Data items
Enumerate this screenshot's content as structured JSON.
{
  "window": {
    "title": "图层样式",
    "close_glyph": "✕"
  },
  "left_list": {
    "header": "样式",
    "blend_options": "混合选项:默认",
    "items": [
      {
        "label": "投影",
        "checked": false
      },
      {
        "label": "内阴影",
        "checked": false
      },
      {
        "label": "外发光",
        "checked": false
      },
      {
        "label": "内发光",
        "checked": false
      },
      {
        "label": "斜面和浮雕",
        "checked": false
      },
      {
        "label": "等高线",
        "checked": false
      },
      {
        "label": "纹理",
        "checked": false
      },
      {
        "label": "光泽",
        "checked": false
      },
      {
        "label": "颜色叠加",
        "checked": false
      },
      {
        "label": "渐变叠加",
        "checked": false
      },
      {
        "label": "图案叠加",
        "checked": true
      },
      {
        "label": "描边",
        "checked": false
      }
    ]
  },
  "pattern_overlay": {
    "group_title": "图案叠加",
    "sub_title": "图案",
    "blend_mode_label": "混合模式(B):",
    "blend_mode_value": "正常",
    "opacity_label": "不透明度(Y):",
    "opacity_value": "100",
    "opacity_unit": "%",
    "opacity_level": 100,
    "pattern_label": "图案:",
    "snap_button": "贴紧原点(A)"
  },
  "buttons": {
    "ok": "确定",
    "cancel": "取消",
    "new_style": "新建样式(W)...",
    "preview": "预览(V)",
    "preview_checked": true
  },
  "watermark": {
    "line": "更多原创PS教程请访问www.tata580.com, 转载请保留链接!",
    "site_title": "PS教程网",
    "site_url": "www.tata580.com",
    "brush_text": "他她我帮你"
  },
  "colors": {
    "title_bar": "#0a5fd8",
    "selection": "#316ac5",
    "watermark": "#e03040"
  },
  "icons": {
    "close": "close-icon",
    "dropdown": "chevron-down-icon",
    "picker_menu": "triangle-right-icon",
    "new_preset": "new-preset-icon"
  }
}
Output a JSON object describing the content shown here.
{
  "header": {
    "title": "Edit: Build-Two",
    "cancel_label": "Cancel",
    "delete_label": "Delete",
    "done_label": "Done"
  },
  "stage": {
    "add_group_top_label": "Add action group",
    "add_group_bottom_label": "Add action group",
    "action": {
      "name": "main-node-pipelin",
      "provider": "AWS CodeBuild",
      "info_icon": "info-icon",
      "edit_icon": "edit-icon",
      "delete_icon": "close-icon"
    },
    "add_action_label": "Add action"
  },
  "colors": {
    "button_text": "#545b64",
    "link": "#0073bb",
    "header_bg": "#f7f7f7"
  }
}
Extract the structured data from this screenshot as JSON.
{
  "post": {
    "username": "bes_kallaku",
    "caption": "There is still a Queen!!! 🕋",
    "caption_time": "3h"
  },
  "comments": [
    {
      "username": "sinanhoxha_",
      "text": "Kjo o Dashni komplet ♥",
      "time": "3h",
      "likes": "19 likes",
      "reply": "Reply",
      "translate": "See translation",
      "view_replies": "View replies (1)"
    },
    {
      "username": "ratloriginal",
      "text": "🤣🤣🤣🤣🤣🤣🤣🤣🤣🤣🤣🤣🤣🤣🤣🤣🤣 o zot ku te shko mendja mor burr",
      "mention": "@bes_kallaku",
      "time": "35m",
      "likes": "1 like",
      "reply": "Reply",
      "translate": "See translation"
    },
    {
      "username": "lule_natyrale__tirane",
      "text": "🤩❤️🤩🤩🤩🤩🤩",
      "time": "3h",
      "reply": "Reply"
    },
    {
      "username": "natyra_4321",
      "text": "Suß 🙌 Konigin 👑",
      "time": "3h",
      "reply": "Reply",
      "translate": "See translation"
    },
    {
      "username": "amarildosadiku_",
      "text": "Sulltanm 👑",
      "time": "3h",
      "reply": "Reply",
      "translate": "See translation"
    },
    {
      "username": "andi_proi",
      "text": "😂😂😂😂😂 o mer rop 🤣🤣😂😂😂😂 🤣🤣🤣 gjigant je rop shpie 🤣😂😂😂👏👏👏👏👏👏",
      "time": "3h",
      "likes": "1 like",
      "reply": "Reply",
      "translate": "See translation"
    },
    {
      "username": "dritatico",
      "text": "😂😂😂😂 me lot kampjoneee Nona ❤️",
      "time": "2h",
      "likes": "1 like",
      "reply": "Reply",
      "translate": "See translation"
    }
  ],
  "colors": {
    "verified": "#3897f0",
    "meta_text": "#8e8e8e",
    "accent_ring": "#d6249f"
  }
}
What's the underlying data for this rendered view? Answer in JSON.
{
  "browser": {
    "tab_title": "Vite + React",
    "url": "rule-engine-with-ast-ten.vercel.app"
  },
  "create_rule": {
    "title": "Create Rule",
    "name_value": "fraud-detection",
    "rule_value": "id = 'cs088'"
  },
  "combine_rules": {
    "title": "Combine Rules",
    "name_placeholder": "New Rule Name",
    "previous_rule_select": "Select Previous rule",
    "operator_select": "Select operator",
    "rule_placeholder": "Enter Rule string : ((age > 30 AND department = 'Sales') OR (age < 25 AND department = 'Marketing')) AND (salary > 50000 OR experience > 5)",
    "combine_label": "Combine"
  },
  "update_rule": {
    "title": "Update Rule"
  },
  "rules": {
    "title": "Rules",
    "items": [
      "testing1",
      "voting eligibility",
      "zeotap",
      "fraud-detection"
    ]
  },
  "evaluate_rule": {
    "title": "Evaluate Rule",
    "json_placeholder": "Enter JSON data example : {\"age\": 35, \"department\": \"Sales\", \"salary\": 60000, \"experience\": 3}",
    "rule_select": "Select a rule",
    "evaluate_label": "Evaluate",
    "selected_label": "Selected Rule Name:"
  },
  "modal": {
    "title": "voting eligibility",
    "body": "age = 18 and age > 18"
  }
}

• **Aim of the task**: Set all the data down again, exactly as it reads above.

• **Expected answer**:
Enumerate this screenshot's content as structured JSON.
{
  "window": {
    "title": "图层样式",
    "close_glyph": "✕"
  },
  "left_list": {
    "header": "样式",
    "blend_options": "混合选项:默认",
    "items": [
      {
        "label": "投影",
        "checked": false
      },
      {
        "label": "内阴影",
        "checked": false
      },
      {
        "label": "外发光",
        "checked": false
      },
      {
        "label": "内发光",
        "checked": false
      },
      {
        "label": "斜面和浮雕",
        "checked": false
      },
      {
        "label": "等高线",
        "checked": false
      },
      {
        "label": "纹理",
        "checked": false
      },
      {
        "label": "光泽",
        "checked": false
      },
      {
        "label": "颜色叠加",
        "checked": false
      },
      {
        "label": "渐变叠加",
        "checked": false
      },
      {
        "label": "图案叠加",
        "checked": true
      },
      {
        "label": "描边",
        "checked": false
      }
    ]
  },
  "pattern_overlay": {
    "group_title": "图案叠加",
    "sub_title": "图案",
    "blend_mode_label": "混合模式(B):",
    "blend_mode_value": "正常",
    "opacity_label": "不透明度(Y):",
    "opacity_value": "100",
    "opacity_unit": "%",
    "opacity_level": 100,
    "pattern_label": "图案:",
    "snap_button": "贴紧原点(A)"
  },
  "buttons": {
    "ok": "确定",
    "cancel": "取消",
    "new_style": "新建样式(W)...",
    "preview": "预览(V)",
    "preview_checked": true
  },
  "watermark": {
    "line": "更多原创PS教程请访问www.tata580.com, 转载请保留链接!",
    "site_title": "PS教程网",
    "site_url": "www.tata580.com",
    "brush_text": "他她我帮你"
  },
  "colors": {
    "title_bar": "#0a5fd8",
    "selection": "#316ac5",
    "watermark": "#e03040"
  },
  "icons": {
    "close": "close-icon",
    "dropdown": "chevron-down-icon",
    "picker_menu": "triangle-right-icon",
    "new_preset": "new-preset-icon"
  }
}
Output a JSON object describing the content shown here.
{
  "header": {
    "title": "Edit: Build-Two",
    "cancel_label": "Cancel",
    "delete_label": "Delete",
    "done_label": "Done"
  },
  "stage": {
    "add_group_top_label": "Add action group",
    "add_group_bottom_label": "Add action group",
    "action": {
      "name": "main-node-pipelin",
      "provider": "AWS CodeBuild",
      "info_icon": "info-icon",
      "edit_icon": "edit-icon",
      "delete_icon": "close-icon"
    },
    "add_action_label": "Add action"
  },
  "colors": {
    "button_text": "#545b64",
    "link": "#0073bb",
    "header_bg": "#f7f7f7"
  }
}
Extract the structured data from this screenshot as JSON.
{
  "post": {
    "username": "bes_kallaku",
    "caption": "There is still a Queen!!! 🕋",
    "caption_time": "3h"
  },
  "comments": [
    {
      "username": "sinanhoxha_",
      "text": "Kjo o Dashni komplet ♥",
      "time": "3h",
      "likes": "19 likes",
      "reply": "Reply",
      "translate": "See translation",
      "view_replies": "View replies (1)"
    },
    {
      "username": "ratloriginal",
      "text": "🤣🤣🤣🤣🤣🤣🤣🤣🤣🤣🤣🤣🤣🤣🤣🤣🤣 o zot ku te shko mendja mor burr",
      "mention": "@bes_kallaku",
      "time": "35m",
      "likes": "1 like",
      "reply": "Reply",
      "translate": "See translation"
    },
    {
      "username": "lule_natyrale__tirane",
      "text": "🤩❤️🤩🤩🤩🤩🤩",
      "time": "3h",
      "reply": "Reply"
    },
    {
      "username": "natyra_4321",
      "text": "Suß 🙌 Konigin 👑",
      "time": "3h",
      "reply": "Reply",
      "translate": "See translation"
    },
    {
      "username": "amarildosadiku_",
      "text": "Sulltanm 👑",
      "time": "3h",
      "reply": "Reply",
      "translate": "See translation"
    },
    {
      "username": "andi_proi",
      "text": "😂😂😂😂😂 o mer rop 🤣🤣😂😂😂😂 🤣🤣🤣 gjigant je rop shpie 🤣😂😂😂👏👏👏👏👏👏",
      "time": "3h",
      "likes": "1 like",
      "reply": "Reply",
      "translate": "See translation"
    },
    {
      "username": "dritatico",
      "text": "😂😂😂😂 me lot kampjoneee Nona ❤️",
      "time": "2h",
      "likes": "1 like",
      "reply": "Reply",
      "translate": "See translation"
    }
  ],
  "colors": {
    "verified": "#3897f0",
    "meta_text": "#8e8e8e",
    "accent_ring": "#d6249f"
  }
}
What's the underlying data for this rendered view? Answer in JSON.
{
  "browser": {
    "tab_title": "Vite + React",
    "url": "rule-engine-with-ast-ten.vercel.app"
  },
  "create_rule": {
    "title": "Create Rule",
    "name_value": "fraud-detection",
    "rule_value": "id = 'cs088'"
  },
  "combine_rules": {
    "title": "Combine Rules",
    "name_placeholder": "New Rule Name",
    "previous_rule_select": "Select Previous rule",
    "operator_select": "Select operator",
    "rule_placeholder": "Enter Rule string : ((age > 30 AND department = 'Sales') OR (age < 25 AND department = 'Marketing')) AND (salary > 50000 OR experience > 5)",
    "combine_label": "Combine"
  },
  "update_rule": {
    "title": "Update Rule"
  },
  "rules": {
    "title": "Rules",
    "items": [
      "testing1",
      "voting eligibility",
      "zeotap",
      "fraud-detection"
    ]
  },
  "evaluate_rule": {
    "title": "Evaluate Rule",
    "json_placeholder": "Enter JSON data example : {\"age\": 35, \"department\": \"Sales\", \"salary\": 60000, \"experience\": 3}",
    "rule_select": "Select a rule",
    "evaluate_label": "Evaluate",
    "selected_label": "Selected Rule Name:"
  },
  "modal": {
    "title": "voting eligibility",
    "body": "age = 18 and age > 18"
  }
}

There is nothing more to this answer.